Monday, April 07, 2008
"Nature first, then theory. Or, better, Nature and theory closely intertwined while you throw all your intellectual capital at the subject. Love the organisms for themselves first, then strain for general explanations, and, with good fortune, discoveries will follow. If they don't the love and pleasure will have been enough."
Just one of Dr. Hildebrand's achievements showed that the insect olfactory system is organized the same as man's --with intriguing differences. But it must be analogy, not homology -- the last common ancestor was practically single-celled with no real nervous system to speak of. This is all the more surprising when you consider that most of the work coming out of contemporary neuroscience highlights the contingent nature of neural processing -- seeing the mind as a very biological entity rather than logically put together in correspondence with fundamental physical constraints. A good example is that you also can't train animals to get a reward by moving away from a stimulus that predicts reward. Pavlovian conditioning trumps Skinnerian.

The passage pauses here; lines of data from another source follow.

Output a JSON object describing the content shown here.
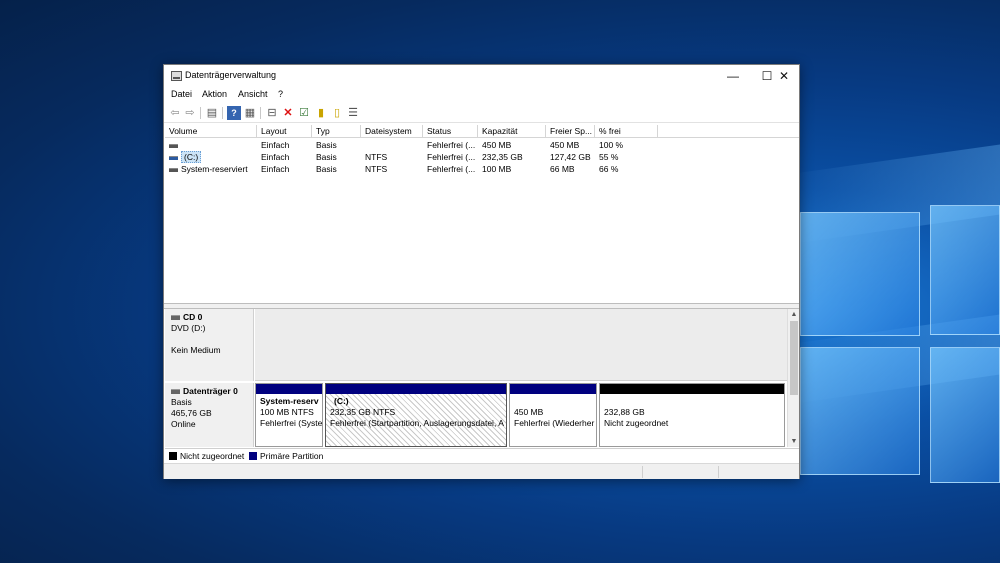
{
  "window": {
    "title": "Datenträgerverwaltung",
    "controls": {
      "minimize": "—",
      "maximize": "☐",
      "close": "✕"
    }
  },
  "menu": [
    "Datei",
    "Aktion",
    "Ansicht",
    "?"
  ],
  "toolbar_icons": [
    "back-arrow-icon",
    "forward-arrow-icon",
    "console-tree-icon",
    "help-icon",
    "properties-icon",
    "connect-drive-icon",
    "delete-icon",
    "check-icon",
    "new-document-icon",
    "open-document-icon",
    "list-view-icon"
  ],
  "volume_table": {
    "columns": [
      "Volume",
      "Layout",
      "Typ",
      "Dateisystem",
      "Status",
      "Kapazität",
      "Freier Sp...",
      "% frei"
    ],
    "rows": [
      {
        "volume": "",
        "layout": "Einfach",
        "typ": "Basis",
        "dateisystem": "",
        "status": "Fehlerfrei (...",
        "kapazitaet": "450 MB",
        "frei": "450 MB",
        "prozent": "100 %"
      },
      {
        "volume": "(C:)",
        "layout": "Einfach",
        "typ": "Basis",
        "dateisystem": "NTFS",
        "status": "Fehlerfrei (...",
        "kapazitaet": "232,35 GB",
        "frei": "127,42 GB",
        "prozent": "55 %"
      },
      {
        "volume": "System-reserviert",
        "layout": "Einfach",
        "typ": "Basis",
        "dateisystem": "NTFS",
        "status": "Fehlerfrei (...",
        "kapazitaet": "100 MB",
        "frei": "66 MB",
        "prozent": "66 %"
      }
    ]
  },
  "disks": {
    "cd0": {
      "name": "CD 0",
      "type": "DVD (D:)",
      "state": "Kein Medium"
    },
    "disk0": {
      "name": "Datenträger 0",
      "type": "Basis",
      "size": "465,76 GB",
      "state": "Online",
      "partitions": [
        {
          "title": "System-reserv",
          "line1": "100 MB NTFS",
          "line2": "Fehlerfrei (Syste"
        },
        {
          "title": "(C:)",
          "line1": "232,35 GB NTFS",
          "line2": "Fehlerfrei (Startpartition, Auslagerungsdatei, A"
        },
        {
          "title": "",
          "line1": "450 MB",
          "line2": "Fehlerfrei (Wiederher"
        },
        {
          "title": "",
          "line1": "232,88 GB",
          "line2": "Nicht zugeordnet"
        }
      ]
    }
  },
  "legend": {
    "unallocated": "Nicht zugeordnet",
    "primary": "Primäre Partition",
    "unallocated_color": "#000000",
    "primary_color": "#00007f"
  }
}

But many neuroecology insect olfaction experiments are Behavioralist in their treatment of insects as automatons. Any variation is "noise". But aren't bugs sometimes curious about an odor, sometimes another? Why does this fly stay smelling my socks for exactly 4 seconds and the banana peel for exactly 7 seconds? Can you explain every wingbeat?